Anyone with early cell changes (which are graded as CIN1-2) will be screened more regularly, until the cells have turned back to normal, or treatment is needed. Those with advanced cell changes (CIN3) will be treated using a procedure called LLETZ (“Large loop excision of the transformation zone”), where the abnormal cells are removed before they turn into a cancer. Prof Widschwendter says: “Vaccination against the virus that causes cervical cancer, HPV, is now widely implemented and is leading to changes in the amount and types of the virus circulating in the community. In turn, our approaches to cervical screening must adapt so that programmes continue to deliver benefit.”
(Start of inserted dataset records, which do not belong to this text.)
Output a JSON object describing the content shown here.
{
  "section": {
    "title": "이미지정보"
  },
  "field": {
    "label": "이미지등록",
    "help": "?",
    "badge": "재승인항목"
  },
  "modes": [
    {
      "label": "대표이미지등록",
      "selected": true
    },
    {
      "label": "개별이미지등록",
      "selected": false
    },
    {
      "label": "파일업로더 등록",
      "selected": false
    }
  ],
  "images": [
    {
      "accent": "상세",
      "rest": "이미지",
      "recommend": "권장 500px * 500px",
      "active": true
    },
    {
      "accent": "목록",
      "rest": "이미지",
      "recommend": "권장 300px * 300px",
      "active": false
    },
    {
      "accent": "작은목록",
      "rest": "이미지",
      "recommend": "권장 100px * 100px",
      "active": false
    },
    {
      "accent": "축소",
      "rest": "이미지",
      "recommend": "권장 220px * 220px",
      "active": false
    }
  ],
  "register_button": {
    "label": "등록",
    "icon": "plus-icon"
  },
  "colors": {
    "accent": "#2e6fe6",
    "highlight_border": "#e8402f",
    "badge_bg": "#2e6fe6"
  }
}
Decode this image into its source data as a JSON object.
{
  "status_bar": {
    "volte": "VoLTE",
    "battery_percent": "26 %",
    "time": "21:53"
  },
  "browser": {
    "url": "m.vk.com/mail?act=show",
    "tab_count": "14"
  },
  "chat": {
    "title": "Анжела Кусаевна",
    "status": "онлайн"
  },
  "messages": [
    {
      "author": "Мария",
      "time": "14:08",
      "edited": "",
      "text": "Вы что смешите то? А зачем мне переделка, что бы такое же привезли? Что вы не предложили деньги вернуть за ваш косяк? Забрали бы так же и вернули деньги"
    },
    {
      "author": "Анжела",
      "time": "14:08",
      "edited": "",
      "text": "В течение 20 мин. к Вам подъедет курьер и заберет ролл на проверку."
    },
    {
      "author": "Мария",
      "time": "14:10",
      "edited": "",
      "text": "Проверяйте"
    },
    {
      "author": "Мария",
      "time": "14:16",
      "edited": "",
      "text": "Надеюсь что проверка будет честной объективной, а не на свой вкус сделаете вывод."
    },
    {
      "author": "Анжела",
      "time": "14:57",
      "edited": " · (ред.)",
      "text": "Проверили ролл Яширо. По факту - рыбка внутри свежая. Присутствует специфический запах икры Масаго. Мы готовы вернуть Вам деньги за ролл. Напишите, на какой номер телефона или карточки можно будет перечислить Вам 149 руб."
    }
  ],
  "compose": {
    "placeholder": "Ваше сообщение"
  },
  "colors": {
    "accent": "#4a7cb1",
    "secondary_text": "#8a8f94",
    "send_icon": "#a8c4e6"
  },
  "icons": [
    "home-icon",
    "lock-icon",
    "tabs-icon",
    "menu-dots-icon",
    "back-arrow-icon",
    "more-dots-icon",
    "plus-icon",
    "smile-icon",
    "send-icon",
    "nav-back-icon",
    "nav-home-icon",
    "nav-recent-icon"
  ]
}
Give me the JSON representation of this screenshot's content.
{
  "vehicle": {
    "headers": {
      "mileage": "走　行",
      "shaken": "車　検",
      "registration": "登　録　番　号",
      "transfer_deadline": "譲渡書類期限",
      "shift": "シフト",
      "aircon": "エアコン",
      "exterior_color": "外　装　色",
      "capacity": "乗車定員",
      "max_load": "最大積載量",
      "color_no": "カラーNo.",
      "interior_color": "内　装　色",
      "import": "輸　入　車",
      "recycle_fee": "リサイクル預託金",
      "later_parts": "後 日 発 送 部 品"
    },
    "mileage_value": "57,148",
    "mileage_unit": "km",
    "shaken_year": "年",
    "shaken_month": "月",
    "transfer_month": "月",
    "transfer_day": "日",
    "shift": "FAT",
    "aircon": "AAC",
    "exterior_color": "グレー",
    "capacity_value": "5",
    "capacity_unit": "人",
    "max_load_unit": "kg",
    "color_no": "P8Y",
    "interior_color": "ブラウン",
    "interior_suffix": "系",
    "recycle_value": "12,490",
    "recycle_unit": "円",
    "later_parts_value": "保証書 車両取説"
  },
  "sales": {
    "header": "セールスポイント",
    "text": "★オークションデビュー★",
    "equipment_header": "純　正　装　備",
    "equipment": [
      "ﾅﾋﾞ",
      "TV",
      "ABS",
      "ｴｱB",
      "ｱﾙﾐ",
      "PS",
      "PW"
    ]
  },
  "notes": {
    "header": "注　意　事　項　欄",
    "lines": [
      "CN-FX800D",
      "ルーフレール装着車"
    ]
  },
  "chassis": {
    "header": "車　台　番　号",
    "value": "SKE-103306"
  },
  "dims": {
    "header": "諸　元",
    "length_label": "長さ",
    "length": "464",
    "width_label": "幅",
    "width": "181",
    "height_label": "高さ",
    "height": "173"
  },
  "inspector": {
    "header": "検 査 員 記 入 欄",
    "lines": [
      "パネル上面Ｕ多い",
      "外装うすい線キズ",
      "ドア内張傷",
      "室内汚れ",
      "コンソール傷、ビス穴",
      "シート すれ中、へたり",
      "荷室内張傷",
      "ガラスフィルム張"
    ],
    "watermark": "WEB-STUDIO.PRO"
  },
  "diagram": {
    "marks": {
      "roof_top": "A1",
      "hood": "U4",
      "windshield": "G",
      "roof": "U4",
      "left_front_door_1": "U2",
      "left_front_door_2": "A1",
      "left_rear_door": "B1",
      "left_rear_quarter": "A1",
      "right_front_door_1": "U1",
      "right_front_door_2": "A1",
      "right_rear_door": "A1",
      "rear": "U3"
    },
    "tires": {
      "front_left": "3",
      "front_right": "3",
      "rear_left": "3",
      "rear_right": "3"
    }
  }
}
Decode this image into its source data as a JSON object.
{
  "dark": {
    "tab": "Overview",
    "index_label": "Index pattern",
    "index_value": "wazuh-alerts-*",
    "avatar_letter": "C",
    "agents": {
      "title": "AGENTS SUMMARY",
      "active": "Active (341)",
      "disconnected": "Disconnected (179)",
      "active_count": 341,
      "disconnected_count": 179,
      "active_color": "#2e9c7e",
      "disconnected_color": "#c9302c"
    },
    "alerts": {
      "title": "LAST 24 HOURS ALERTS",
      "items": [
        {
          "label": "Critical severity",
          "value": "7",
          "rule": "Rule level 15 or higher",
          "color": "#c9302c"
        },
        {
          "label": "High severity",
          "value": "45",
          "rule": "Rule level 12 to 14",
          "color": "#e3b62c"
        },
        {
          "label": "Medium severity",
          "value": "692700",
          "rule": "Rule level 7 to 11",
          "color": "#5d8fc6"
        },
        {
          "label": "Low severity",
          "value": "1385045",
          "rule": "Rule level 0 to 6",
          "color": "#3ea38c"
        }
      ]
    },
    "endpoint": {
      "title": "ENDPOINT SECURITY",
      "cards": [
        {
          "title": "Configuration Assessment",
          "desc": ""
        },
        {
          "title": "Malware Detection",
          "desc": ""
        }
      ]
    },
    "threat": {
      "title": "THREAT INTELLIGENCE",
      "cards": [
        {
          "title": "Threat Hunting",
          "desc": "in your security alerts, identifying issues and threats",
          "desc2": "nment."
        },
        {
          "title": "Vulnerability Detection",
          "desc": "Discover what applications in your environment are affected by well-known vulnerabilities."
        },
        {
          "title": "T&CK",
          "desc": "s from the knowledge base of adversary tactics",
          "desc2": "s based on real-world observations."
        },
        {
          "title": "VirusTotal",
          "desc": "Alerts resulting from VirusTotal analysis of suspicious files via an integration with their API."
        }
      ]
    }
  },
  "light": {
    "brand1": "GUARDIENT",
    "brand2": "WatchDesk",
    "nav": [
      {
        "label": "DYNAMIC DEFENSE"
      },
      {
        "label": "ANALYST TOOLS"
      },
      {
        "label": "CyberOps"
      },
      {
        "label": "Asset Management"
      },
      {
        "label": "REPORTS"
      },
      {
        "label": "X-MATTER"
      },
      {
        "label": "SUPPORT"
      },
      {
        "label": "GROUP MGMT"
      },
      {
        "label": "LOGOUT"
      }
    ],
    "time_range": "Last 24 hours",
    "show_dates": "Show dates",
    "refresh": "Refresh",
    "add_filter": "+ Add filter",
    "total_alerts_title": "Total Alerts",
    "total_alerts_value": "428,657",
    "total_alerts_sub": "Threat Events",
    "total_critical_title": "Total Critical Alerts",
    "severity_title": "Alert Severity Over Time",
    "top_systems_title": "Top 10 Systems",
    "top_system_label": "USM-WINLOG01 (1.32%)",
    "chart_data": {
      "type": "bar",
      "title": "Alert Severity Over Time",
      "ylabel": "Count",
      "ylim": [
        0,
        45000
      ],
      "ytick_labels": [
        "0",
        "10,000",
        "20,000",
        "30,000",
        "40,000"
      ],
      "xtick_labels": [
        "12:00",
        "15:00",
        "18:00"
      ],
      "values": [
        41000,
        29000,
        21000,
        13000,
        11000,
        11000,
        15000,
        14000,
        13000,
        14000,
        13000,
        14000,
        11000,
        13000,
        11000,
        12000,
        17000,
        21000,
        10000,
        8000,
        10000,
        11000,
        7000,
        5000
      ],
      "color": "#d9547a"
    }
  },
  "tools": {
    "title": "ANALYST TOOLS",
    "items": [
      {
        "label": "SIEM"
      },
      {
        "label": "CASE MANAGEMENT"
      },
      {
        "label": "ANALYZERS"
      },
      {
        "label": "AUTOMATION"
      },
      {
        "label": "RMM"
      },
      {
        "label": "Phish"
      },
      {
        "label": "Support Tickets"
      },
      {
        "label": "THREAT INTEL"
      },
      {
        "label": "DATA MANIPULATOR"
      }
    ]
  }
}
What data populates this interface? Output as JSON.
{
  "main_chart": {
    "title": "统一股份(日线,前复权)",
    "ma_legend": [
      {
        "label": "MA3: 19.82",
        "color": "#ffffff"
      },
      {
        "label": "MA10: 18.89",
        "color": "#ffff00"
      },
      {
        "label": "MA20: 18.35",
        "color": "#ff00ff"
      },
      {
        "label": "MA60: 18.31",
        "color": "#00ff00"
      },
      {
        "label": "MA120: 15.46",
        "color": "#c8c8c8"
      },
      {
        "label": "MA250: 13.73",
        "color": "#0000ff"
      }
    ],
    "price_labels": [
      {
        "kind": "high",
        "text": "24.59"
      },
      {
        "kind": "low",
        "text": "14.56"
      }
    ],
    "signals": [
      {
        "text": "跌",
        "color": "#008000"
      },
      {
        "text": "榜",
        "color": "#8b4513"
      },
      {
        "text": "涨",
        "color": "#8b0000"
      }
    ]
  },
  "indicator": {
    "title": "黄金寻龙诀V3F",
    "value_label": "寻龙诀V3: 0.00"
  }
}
The researchers tested 1,254 cervical screening samples from women with cell changes ranging from CIN1 to CIN3, women with HPV but no cervical cell changes, and samples from women without any cervical cell changes who went on to develop CIN3 within 4 years. The new method of analysis out-performed cytology for detecting those with CIN3.